-- Available data follows --

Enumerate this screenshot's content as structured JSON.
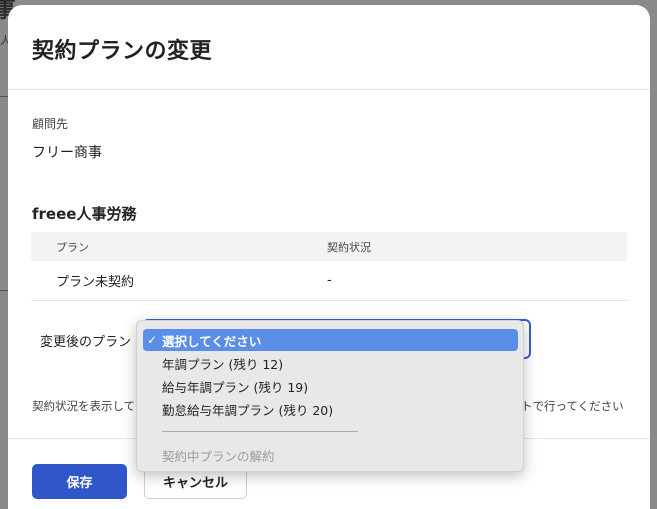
{
  "background": {
    "title_fragment": "事",
    "small_fragment": "人"
  },
  "modal": {
    "title": "契約プランの変更",
    "client_label": "顧問先",
    "client_name": "フリー商事",
    "service_title": "freee人事労務",
    "table": {
      "headers": [
        "プラン",
        "契約状況"
      ],
      "rows": [
        {
          "plan": "プラン未契約",
          "status": "-"
        }
      ]
    },
    "after_plan_label": "変更後のプラン",
    "note_left": "契約状況を表示して",
    "note_right": "トで行ってください",
    "save_label": "保存",
    "cancel_label": "キャンセル"
  },
  "dropdown": {
    "options": [
      {
        "label": "選択してください",
        "selected": true,
        "disabled": false
      },
      {
        "label": "年調プラン (残り 12)",
        "selected": false,
        "disabled": false
      },
      {
        "label": "給与年調プラン (残り 19)",
        "selected": false,
        "disabled": false
      },
      {
        "label": "勤怠給与年調プラン (残り 20)",
        "selected": false,
        "disabled": false
      },
      {
        "label": "契約中プランの解約",
        "selected": false,
        "disabled": true
      }
    ],
    "check_glyph": "✓"
  },
  "colors": {
    "primary": "#3056c9",
    "select_border": "#3b5bd6",
    "highlight": "#5a8ee8"
  }
}
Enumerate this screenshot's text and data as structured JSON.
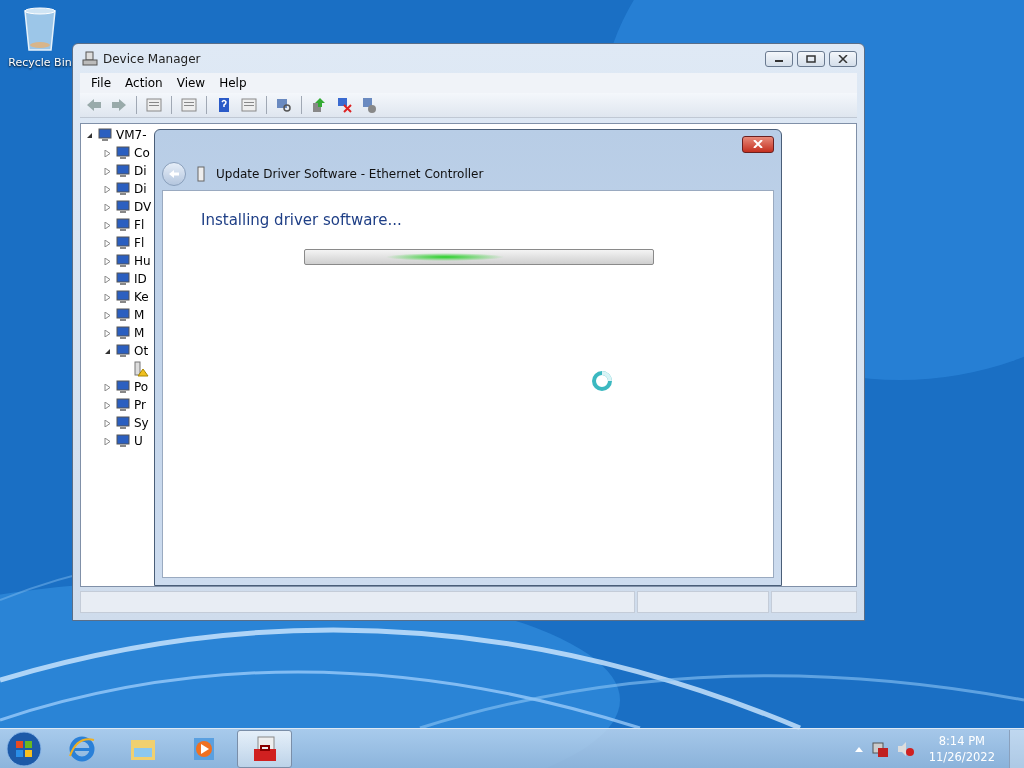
{
  "desktop": {
    "icons": [
      {
        "label": "Recycle Bin"
      }
    ]
  },
  "window": {
    "title": "Device Manager",
    "menu": [
      "File",
      "Action",
      "View",
      "Help"
    ],
    "tree": [
      {
        "label": "VM7-",
        "expanded": true,
        "children": [
          {
            "label": "Co",
            "expanded": false
          },
          {
            "label": "Di",
            "expanded": false
          },
          {
            "label": "Di",
            "expanded": false
          },
          {
            "label": "DV",
            "expanded": false
          },
          {
            "label": "Fl",
            "expanded": false
          },
          {
            "label": "Fl",
            "expanded": false
          },
          {
            "label": "Hu",
            "expanded": false
          },
          {
            "label": "ID",
            "expanded": false
          },
          {
            "label": "Ke",
            "expanded": false
          },
          {
            "label": "M",
            "expanded": false
          },
          {
            "label": "M",
            "expanded": false
          },
          {
            "label": "Ot",
            "expanded": true,
            "children": [
              {
                "kind": "warning"
              }
            ]
          },
          {
            "label": "Po",
            "expanded": false
          },
          {
            "label": "Pr",
            "expanded": false
          },
          {
            "label": "Sy",
            "expanded": false
          },
          {
            "label": "U",
            "expanded": false
          }
        ]
      }
    ]
  },
  "dialog": {
    "title": "Update Driver Software - Ethernet Controller",
    "heading": "Installing driver software...",
    "progress": {
      "indeterminate": true
    }
  },
  "taskbar": {
    "time": "8:14 PM",
    "date": "11/26/2022"
  }
}
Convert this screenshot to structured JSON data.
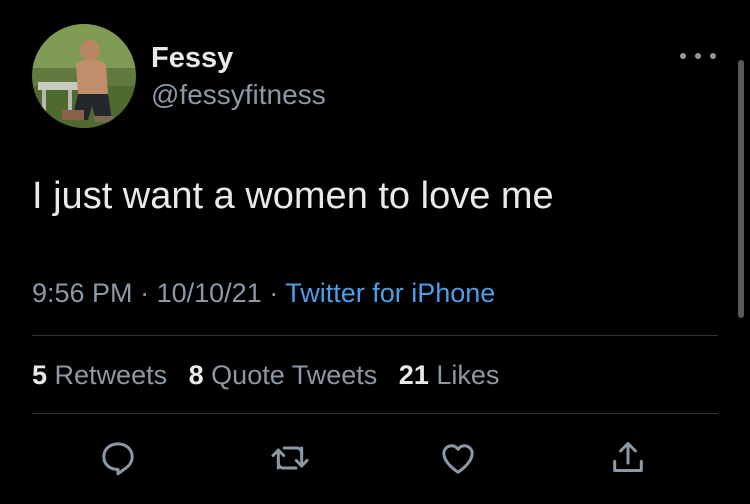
{
  "tweet": {
    "author": {
      "display_name": "Fessy",
      "handle": "@fessyfitness"
    },
    "text": "I just want a women to love me",
    "time": "9:56 PM",
    "date": "10/10/21",
    "separator": "·",
    "source": "Twitter for iPhone"
  },
  "stats": {
    "retweets_count": "5",
    "retweets_label": "Retweets",
    "quote_tweets_count": "8",
    "quote_tweets_label": "Quote Tweets",
    "likes_count": "21",
    "likes_label": "Likes"
  },
  "actions": [
    {
      "icon": "reply-icon"
    },
    {
      "icon": "retweet-icon"
    },
    {
      "icon": "like-icon"
    },
    {
      "icon": "share-icon"
    }
  ],
  "colors": {
    "background": "#000000",
    "primary_text": "#e7e9ea",
    "secondary_text": "#8b98a5",
    "link": "#4a9eea",
    "divider": "#2f3336"
  }
}
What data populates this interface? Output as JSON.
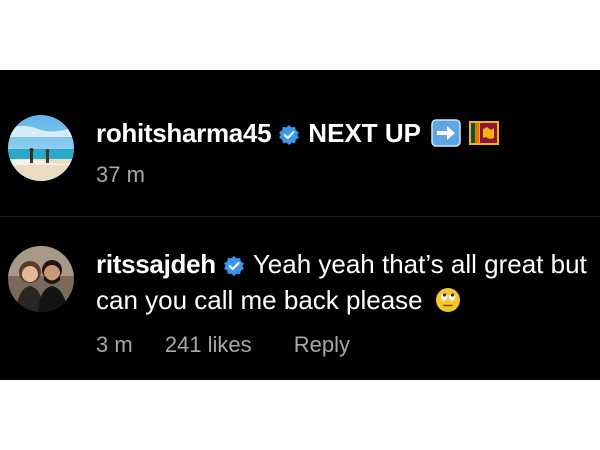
{
  "comments": [
    {
      "username": "rohitsharma45",
      "text": "NEXT UP",
      "time": "37 m",
      "icons": [
        "verified-badge",
        "right-arrow-emoji",
        "sri-lanka-flag-emoji"
      ]
    },
    {
      "username": "ritssajdeh",
      "text_line1": "Yeah yeah that’s all great but",
      "text_line2": "can you call me back please",
      "time": "3 m",
      "likes": "241 likes",
      "reply": "Reply",
      "icons": [
        "verified-badge",
        "eye-roll-emoji"
      ]
    }
  ],
  "colors": {
    "background": "#000000",
    "text": "#ffffff",
    "meta_text": "#a8a8a8",
    "verified_badge": "#3897f0"
  }
}
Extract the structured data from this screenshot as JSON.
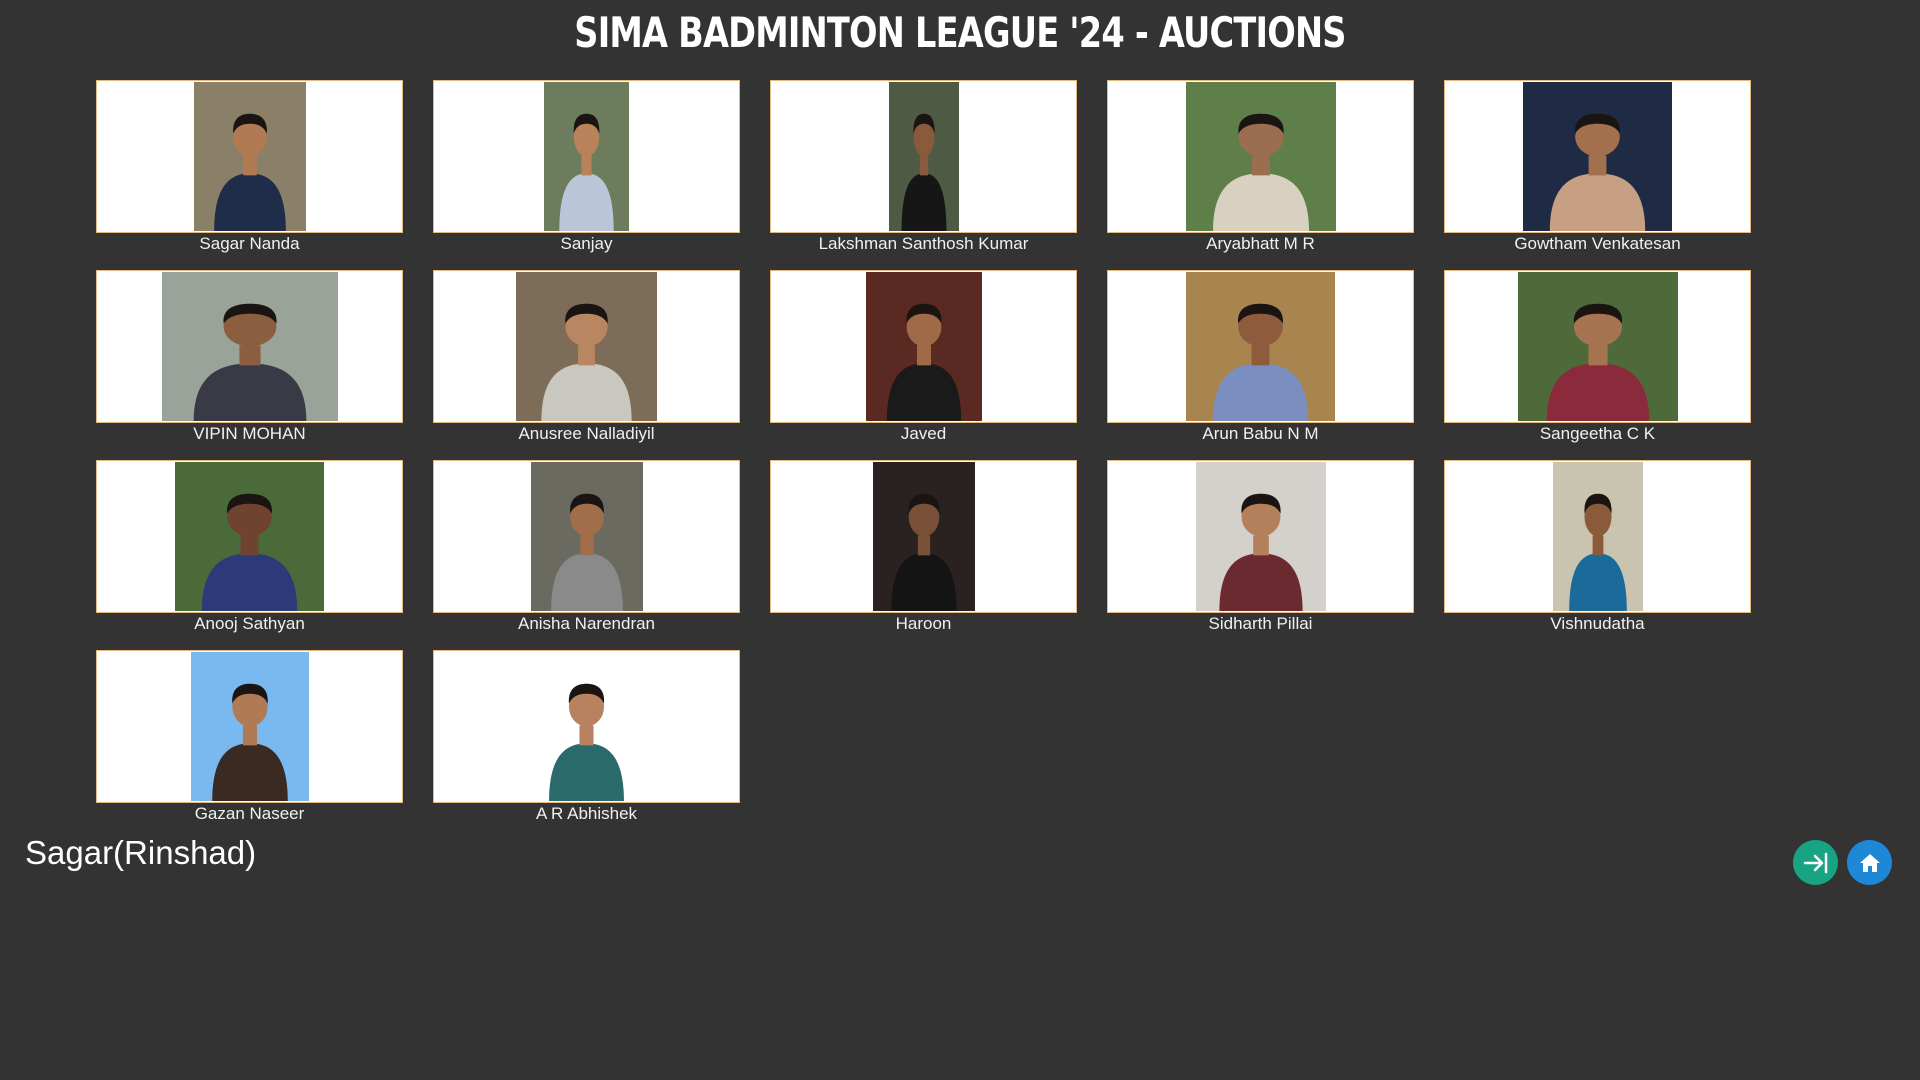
{
  "header": {
    "title": "SIMA BADMINTON LEAGUE '24 - AUCTIONS"
  },
  "players": [
    {
      "name": "Sagar Nanda",
      "photo": {
        "bg": "#8a8068",
        "shirt": "#1f2c4a",
        "skin": "#b07a52"
      }
    },
    {
      "name": "Sanjay",
      "photo": {
        "bg": "#6d7c5c",
        "shirt": "#b9c6d8",
        "skin": "#b9825a"
      }
    },
    {
      "name": "Lakshman Santhosh Kumar",
      "photo": {
        "bg": "#4f5a44",
        "shirt": "#161616",
        "skin": "#8a5a3c"
      }
    },
    {
      "name": "Aryabhatt M R",
      "photo": {
        "bg": "#5f7f4a",
        "shirt": "#d8d0c0",
        "skin": "#9a6e4e"
      }
    },
    {
      "name": "Gowtham Venkatesan",
      "photo": {
        "bg": "#1f2b44",
        "shirt": "#c7a084",
        "skin": "#a2704c"
      }
    },
    {
      "name": "VIPIN MOHAN",
      "photo": {
        "bg": "#9aa39a",
        "shirt": "#3a3a46",
        "skin": "#8c5e40"
      }
    },
    {
      "name": "Anusree Nalladiyil",
      "photo": {
        "bg": "#7d6c58",
        "shirt": "#c8c8c0",
        "skin": "#b88660"
      }
    },
    {
      "name": "Javed",
      "photo": {
        "bg": "#5a2a22",
        "shirt": "#1a1a1a",
        "skin": "#a06a48"
      }
    },
    {
      "name": "Arun Babu N M",
      "photo": {
        "bg": "#a8844e",
        "shirt": "#7a8fc0",
        "skin": "#8e5c3c"
      }
    },
    {
      "name": "Sangeetha C K",
      "photo": {
        "bg": "#4f6a3a",
        "shirt": "#8a2a3a",
        "skin": "#a67450"
      }
    },
    {
      "name": "Anooj Sathyan",
      "photo": {
        "bg": "#4a6a3a",
        "shirt": "#2c3a7a",
        "skin": "#6e4430"
      }
    },
    {
      "name": "Anisha Narendran",
      "photo": {
        "bg": "#6a6a60",
        "shirt": "#8a8a8a",
        "skin": "#a26e4a"
      }
    },
    {
      "name": "Haroon",
      "photo": {
        "bg": "#2a2220",
        "shirt": "#141414",
        "skin": "#7a5038"
      }
    },
    {
      "name": "Sidharth Pillai",
      "photo": {
        "bg": "#d4d0cc",
        "shirt": "#6a2a30",
        "skin": "#b4805c"
      }
    },
    {
      "name": "Vishnudatha",
      "photo": {
        "bg": "#c8c4b0",
        "shirt": "#1a6a9a",
        "skin": "#8a5a3a"
      }
    },
    {
      "name": "Gazan Naseer",
      "photo": {
        "bg": "#7ab8f0",
        "shirt": "#3a2a22",
        "skin": "#b07a54"
      }
    },
    {
      "name": "A R Abhishek",
      "photo": {
        "bg": "#ffffff",
        "shirt": "#2a6a6a",
        "skin": "#b88260"
      }
    }
  ],
  "current_bidder": "Sagar(Rinshad)",
  "actions": {
    "next_icon": "arrow-right-to-bar-icon",
    "home_icon": "home-icon",
    "next_color": "#18a383",
    "home_color": "#1e88d6"
  }
}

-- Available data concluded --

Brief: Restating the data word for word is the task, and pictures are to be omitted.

Written reply:
Enumerate this screenshot's content as structured JSON.
{
  "background": {
    "title_fragment": "事",
    "small_fragment": "人"
  },
  "modal": {
    "title": "契約プランの変更",
    "client_label": "顧問先",
    "client_name": "フリー商事",
    "service_title": "freee人事労務",
    "table": {
      "headers": [
        "プラン",
        "契約状況"
      ],
      "rows": [
        {
          "plan": "プラン未契約",
          "status": "-"
        }
      ]
    },
    "after_plan_label": "変更後のプラン",
    "note_left": "契約状況を表示して",
    "note_right": "トで行ってください",
    "save_label": "保存",
    "cancel_label": "キャンセル"
  },
  "dropdown": {
    "options": [
      {
        "label": "選択してください",
        "selected": true,
        "disabled": false
      },
      {
        "label": "年調プラン (残り 12)",
        "selected": false,
        "disabled": false
      },
      {
        "label": "給与年調プラン (残り 19)",
        "selected": false,
        "disabled": false
      },
      {
        "label": "勤怠給与年調プラン (残り 20)",
        "selected": false,
        "disabled": false
      },
      {
        "label": "契約中プランの解約",
        "selected": false,
        "disabled": true
      }
    ],
    "check_glyph": "✓"
  },
  "colors": {
    "primary": "#3056c9",
    "select_border": "#3b5bd6",
    "highlight": "#5a8ee8"
  }
}
Enumerate this screenshot's text and data as structured JSON.
{
  "desktop": {
    "icons": [
      {
        "label": "Recycle Bin"
      }
    ]
  },
  "window": {
    "title": "Device Manager",
    "menu": [
      "File",
      "Action",
      "View",
      "Help"
    ],
    "tree": [
      {
        "label": "VM7-",
        "expanded": true,
        "children": [
          {
            "label": "Co",
            "expanded": false
          },
          {
            "label": "Di",
            "expanded": false
          },
          {
            "label": "Di",
            "expanded": false
          },
          {
            "label": "DV",
            "expanded": false
          },
          {
            "label": "Fl",
            "expanded": false
          },
          {
            "label": "Fl",
            "expanded": false
          },
          {
            "label": "Hu",
            "expanded": false
          },
          {
            "label": "ID",
            "expanded": false
          },
          {
            "label": "Ke",
            "expanded": false
          },
          {
            "label": "M",
            "expanded": false
          },
          {
            "label": "M",
            "expanded": false
          },
          {
            "label": "Ot",
            "expanded": true,
            "children": [
              {
                "kind": "warning"
              }
            ]
          },
          {
            "label": "Po",
            "expanded": false
          },
          {
            "label": "Pr",
            "expanded": false
          },
          {
            "label": "Sy",
            "expanded": false
          },
          {
            "label": "U",
            "expanded": false
          }
        ]
      }
    ]
  },
  "dialog": {
    "title": "Update Driver Software - Ethernet Controller",
    "heading": "Installing driver software...",
    "progress": {
      "indeterminate": true
    }
  },
  "taskbar": {
    "time": "8:14 PM",
    "date": "11/26/2022"
  }
}
Convert this screenshot to structured JSON data.
{
  "tweet": {
    "author": {
      "display_name": "Fessy",
      "handle": "@fessyfitness"
    },
    "text": "I just want a women to love me",
    "time": "9:56 PM",
    "date": "10/10/21",
    "separator": "·",
    "source": "Twitter for iPhone"
  },
  "stats": {
    "retweets_count": "5",
    "retweets_label": "Retweets",
    "quote_tweets_count": "8",
    "quote_tweets_label": "Quote Tweets",
    "likes_count": "21",
    "likes_label": "Likes"
  },
  "actions": [
    {
      "icon": "reply-icon"
    },
    {
      "icon": "retweet-icon"
    },
    {
      "icon": "like-icon"
    },
    {
      "icon": "share-icon"
    }
  ],
  "colors": {
    "background": "#000000",
    "primary_text": "#e7e9ea",
    "secondary_text": "#8b98a5",
    "link": "#4a9eea",
    "divider": "#2f3336"
  }
}
What data populates this interface? Output as JSON.
{
  "comments": [
    {
      "username": "rohitsharma45",
      "text": "NEXT UP",
      "time": "37 m",
      "icons": [
        "verified-badge",
        "right-arrow-emoji",
        "sri-lanka-flag-emoji"
      ]
    },
    {
      "username": "ritssajdeh",
      "text_line1": "Yeah yeah that’s all great but",
      "text_line2": "can you call me back please",
      "time": "3 m",
      "likes": "241 likes",
      "reply": "Reply",
      "icons": [
        "verified-badge",
        "eye-roll-emoji"
      ]
    }
  ],
  "colors": {
    "background": "#000000",
    "text": "#ffffff",
    "meta_text": "#a8a8a8",
    "verified_badge": "#3897f0"
  }
}
Extract the structured data from this screenshot as JSON.
{
  "header": {
    "title": "SIMA BADMINTON LEAGUE '24 - AUCTIONS"
  },
  "players": [
    {
      "name": "Sagar Nanda",
      "photo": {
        "bg": "#8a8068",
        "shirt": "#1f2c4a",
        "skin": "#b07a52"
      }
    },
    {
      "name": "Sanjay",
      "photo": {
        "bg": "#6d7c5c",
        "shirt": "#b9c6d8",
        "skin": "#b9825a"
      }
    },
    {
      "name": "Lakshman Santhosh Kumar",
      "photo": {
        "bg": "#4f5a44",
        "shirt": "#161616",
        "skin": "#8a5a3c"
      }
    },
    {
      "name": "Aryabhatt M R",
      "photo": {
        "bg": "#5f7f4a",
        "shirt": "#d8d0c0",
        "skin": "#9a6e4e"
      }
    },
    {
      "name": "Gowtham Venkatesan",
      "photo": {
        "bg": "#1f2b44",
        "shirt": "#c7a084",
        "skin": "#a2704c"
      }
    },
    {
      "name": "VIPIN MOHAN",
      "photo": {
        "bg": "#9aa39a",
        "shirt": "#3a3a46",
        "skin": "#8c5e40"
      }
    },
    {
      "name": "Anusree Nalladiyil",
      "photo": {
        "bg": "#7d6c58",
        "shirt": "#c8c8c0",
        "skin": "#b88660"
      }
    },
    {
      "name": "Javed",
      "photo": {
        "bg": "#5a2a22",
        "shirt": "#1a1a1a",
        "skin": "#a06a48"
      }
    },
    {
      "name": "Arun Babu N M",
      "photo": {
        "bg": "#a8844e",
        "shirt": "#7a8fc0",
        "skin": "#8e5c3c"
      }
    },
    {
      "name": "Sangeetha C K",
      "photo": {
        "bg": "#4f6a3a",
        "shirt": "#8a2a3a",
        "skin": "#a67450"
      }
    },
    {
      "name": "Anooj Sathyan",
      "photo": {
        "bg": "#4a6a3a",
        "shirt": "#2c3a7a",
        "skin": "#6e4430"
      }
    },
    {
      "name": "Anisha Narendran",
      "photo": {
        "bg": "#6a6a60",
        "shirt": "#8a8a8a",
        "skin": "#a26e4a"
      }
    },
    {
      "name": "Haroon",
      "photo": {
        "bg": "#2a2220",
        "shirt": "#141414",
        "skin": "#7a5038"
      }
    },
    {
      "name": "Sidharth Pillai",
      "photo": {
        "bg": "#d4d0cc",
        "shirt": "#6a2a30",
        "skin": "#b4805c"
      }
    },
    {
      "name": "Vishnudatha",
      "photo": {
        "bg": "#c8c4b0",
        "shirt": "#1a6a9a",
        "skin": "#8a5a3a"
      }
    },
    {
      "name": "Gazan Naseer",
      "photo": {
        "bg": "#7ab8f0",
        "shirt": "#3a2a22",
        "skin": "#b07a54"
      }
    },
    {
      "name": "A R Abhishek",
      "photo": {
        "bg": "#ffffff",
        "shirt": "#2a6a6a",
        "skin": "#b88260"
      }
    }
  ],
  "current_bidder": "Sagar(Rinshad)",
  "actions": {
    "next_icon": "arrow-right-to-bar-icon",
    "home_icon": "home-icon",
    "next_color": "#18a383",
    "home_color": "#1e88d6"
  }
}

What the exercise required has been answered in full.